iStock_000039245934_SmallManagement Accounting is a varied and growing profession that, at its core, involves using specialized accounting expertise to assist in management decision-making and planning. Sounds great, but what does a career in management accounting look like?  

A Focus On Strategy & Decision Support

While other areas of accounting are focused on financial auditing and reporting or investments, management accounting serves a central strategic role for businesses. According to the Institute of Management Accountants (IMA), that’s because management accountants have specialized skills in financial planning, analysis, control, decision support and professional ethics.

Certified Management Accountants (CMAs) contribute to the success of a business in a number of unique ways. They can:

  • Advise managers about the financial implications of projects.
  • Explain the financial consequences of business decisions.
  • Formulate business strategies.
  • Monitor spending and financial controls.
  • Conduct internal business audits.
  • Explain the impact of the competitive landscape.
  • And much more …

Above all, CMAs bring a high level of professionalism and integrity to business, as demonstrated by their certification and IMA membership.

A Variety Of Respected Job Roles

Being a CMA affords you a wealth of career opportunities. Management accountants work as cost accountants, budget analysts, internal auditors or financial analysts inside an organization.

They may advance to positions such as accounting manager, chief cost accountant, budget director, or manager of internal auditing.

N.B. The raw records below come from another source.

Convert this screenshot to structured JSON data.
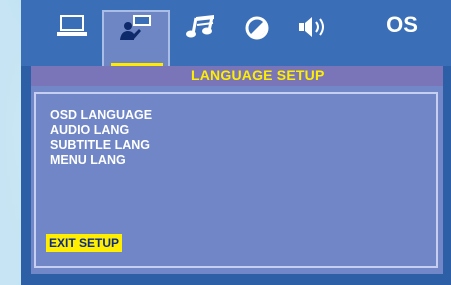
{
  "tabs": [
    {
      "icon": "laptop-icon",
      "label": ""
    },
    {
      "icon": "language-person-icon",
      "label": ""
    },
    {
      "icon": "music-note-icon",
      "label": ""
    },
    {
      "icon": "half-circle-icon",
      "label": ""
    },
    {
      "icon": "speaker-icon",
      "label": ""
    },
    {
      "icon": "os-text-icon",
      "label": "OS"
    }
  ],
  "selected_tab": 1,
  "title": "LANGUAGE  SETUP",
  "menu": {
    "items": [
      "OSD LANGUAGE",
      "AUDIO LANG",
      "SUBTITLE LANG",
      "MENU LANG"
    ]
  },
  "exit_label": "EXIT SETUP",
  "colors": {
    "accent_yellow": "#ffee00",
    "panel": "#7187c7",
    "title_bar": "#7a74b9",
    "screen": "#2d5fa6"
  }
}
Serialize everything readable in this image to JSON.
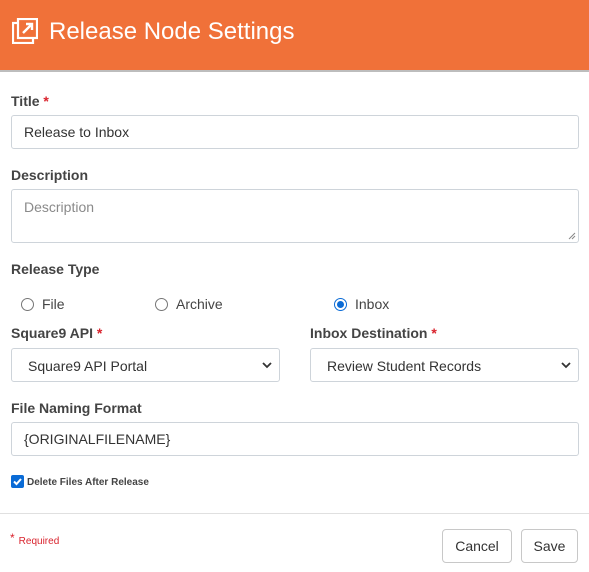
{
  "header": {
    "title": "Release Node Settings",
    "icon": "external-link-icon",
    "background": "#f07139"
  },
  "form": {
    "title": {
      "label": "Title",
      "required_mark": "*",
      "value": "Release to Inbox"
    },
    "description": {
      "label": "Description",
      "placeholder": "Description",
      "value": ""
    },
    "release_type": {
      "label": "Release Type",
      "options": [
        "File",
        "Archive",
        "Inbox"
      ],
      "selected": "Inbox"
    },
    "square9_api": {
      "label": "Square9 API",
      "required_mark": "*",
      "selected": "Square9 API Portal"
    },
    "inbox_destination": {
      "label": "Inbox Destination",
      "required_mark": "*",
      "selected": "Review Student Records"
    },
    "file_naming": {
      "label": "File Naming Format",
      "value": "{ORIGINALFILENAME}"
    },
    "delete_files": {
      "label": "Delete Files After Release",
      "checked": true
    }
  },
  "footer": {
    "required_star": "*",
    "required_note": "Required",
    "cancel_label": "Cancel",
    "save_label": "Save"
  },
  "colors": {
    "accent": "#f07139",
    "required": "#d9232d",
    "checkbox": "#0a6bd6"
  }
}
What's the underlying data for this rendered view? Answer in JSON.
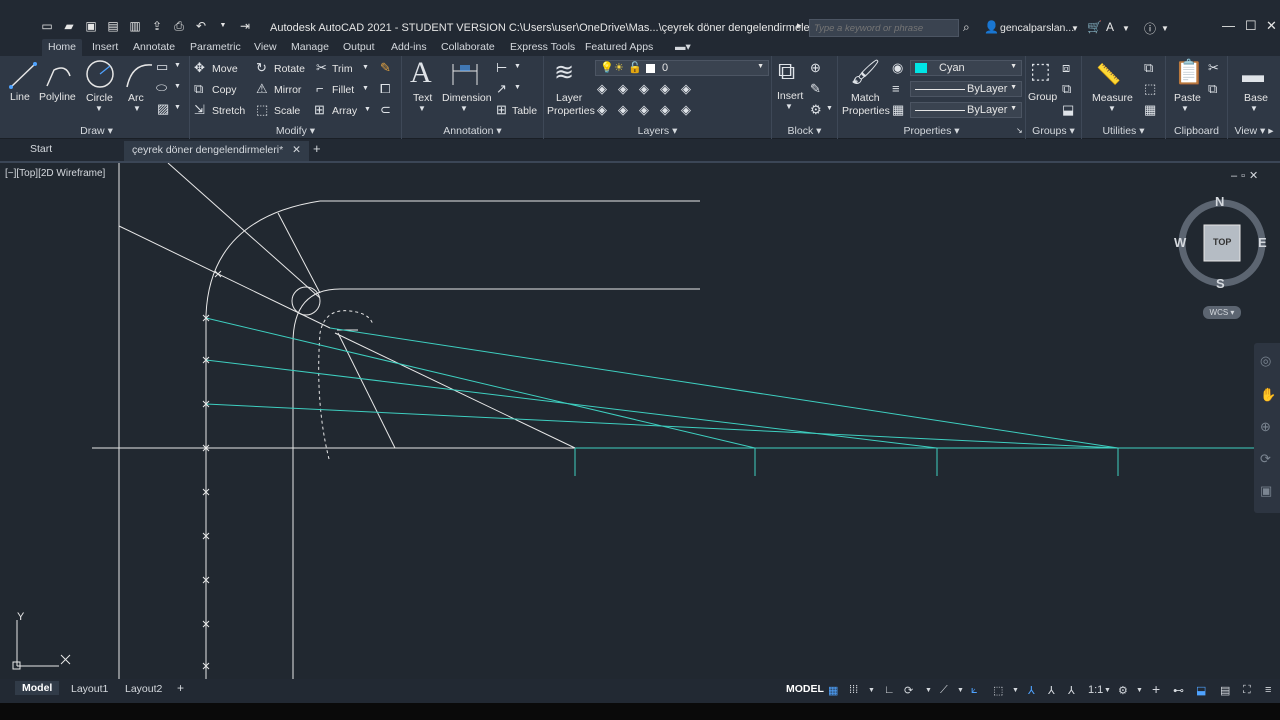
{
  "title_bar": {
    "title": "Autodesk AutoCAD 2021 - STUDENT VERSION    C:\\Users\\user\\OneDrive\\Mas...\\çeyrek döner dengelendirmeleri.dwg",
    "search_placeholder": "Type a keyword or phrase",
    "user": "gencalparslan..."
  },
  "menu_tabs": [
    "Home",
    "Insert",
    "Annotate",
    "Parametric",
    "View",
    "Manage",
    "Output",
    "Add-ins",
    "Collaborate",
    "Express Tools",
    "Featured Apps"
  ],
  "ribbon": {
    "draw": {
      "title": "Draw",
      "line": "Line",
      "polyline": "Polyline",
      "circle": "Circle",
      "arc": "Arc"
    },
    "modify": {
      "title": "Modify",
      "move": "Move",
      "rotate": "Rotate",
      "trim": "Trim",
      "copy": "Copy",
      "mirror": "Mirror",
      "fillet": "Fillet",
      "stretch": "Stretch",
      "scale": "Scale",
      "array": "Array"
    },
    "annotation": {
      "title": "Annotation",
      "text": "Text",
      "dimension": "Dimension",
      "table": "Table"
    },
    "layers": {
      "title": "Layers",
      "layer_properties_1": "Layer",
      "layer_properties_2": "Properties",
      "current_layer": "0"
    },
    "block": {
      "title": "Block",
      "insert": "Insert"
    },
    "properties": {
      "title": "Properties",
      "match_1": "Match",
      "match_2": "Properties",
      "color": "Cyan",
      "color_hex": "#00e5e5",
      "linetype": "ByLayer",
      "lineweight": "ByLayer"
    },
    "groups": {
      "title": "Groups",
      "group": "Group"
    },
    "utilities": {
      "title": "Utilities",
      "measure": "Measure"
    },
    "clipboard": {
      "title": "Clipboard",
      "paste": "Paste"
    },
    "view": {
      "title": "View",
      "base": "Base"
    }
  },
  "file_tabs": {
    "start": "Start",
    "active": "çeyrek döner dengelendirmeleri*"
  },
  "viewport": {
    "label": "[−][Top][2D Wireframe]",
    "viewcube": {
      "n": "N",
      "s": "S",
      "e": "E",
      "w": "W",
      "face": "TOP",
      "ucs": "WCS"
    },
    "ucs_y": "Y"
  },
  "layout_tabs": [
    "Model",
    "Layout1",
    "Layout2"
  ],
  "status": {
    "model": "MODEL",
    "scale": "1:1"
  },
  "colors": {
    "accent": "#4fa3ff",
    "cyan_lines": "#3ecfc0",
    "white_lines": "#e8e8e8"
  }
}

Some become controllers, treasurers, financial vice presidents, chief financial officers or corporate presidents. Many senior corporate executives have backgrounds in accounting, internal auditing or finance.

Check out all the job offers advertised on the IMA website. The possibilities are virtually endless.

Differences Between Management Accounting and Financial Accounting

Here’s a helpful table to help you understand the key differences between the Management Accounting and Financial Accounting fields. 

 Management AccountingFinancial Accounting
Purpose of informationHelp managers to make decisionsCommunicate financial position to outsiders
Primary usesInternal managersExternal users: investors, creditors, government/authorities
Time dimensionCurrent and forward-lookingMainly historical
Nature of the informationFinancial and non-financialMostly financial
Reporting frequencyAs & when desired by managementGenerally at the of year
Information recordedAccounts are prepared to meet the legal requirements.Kept voluntarily to meet the requirements of the management
ControlInformation is supervised by internal auditorsInformation is typically supervised by public auditors.

Learn more about the CMA certification and who is it good for …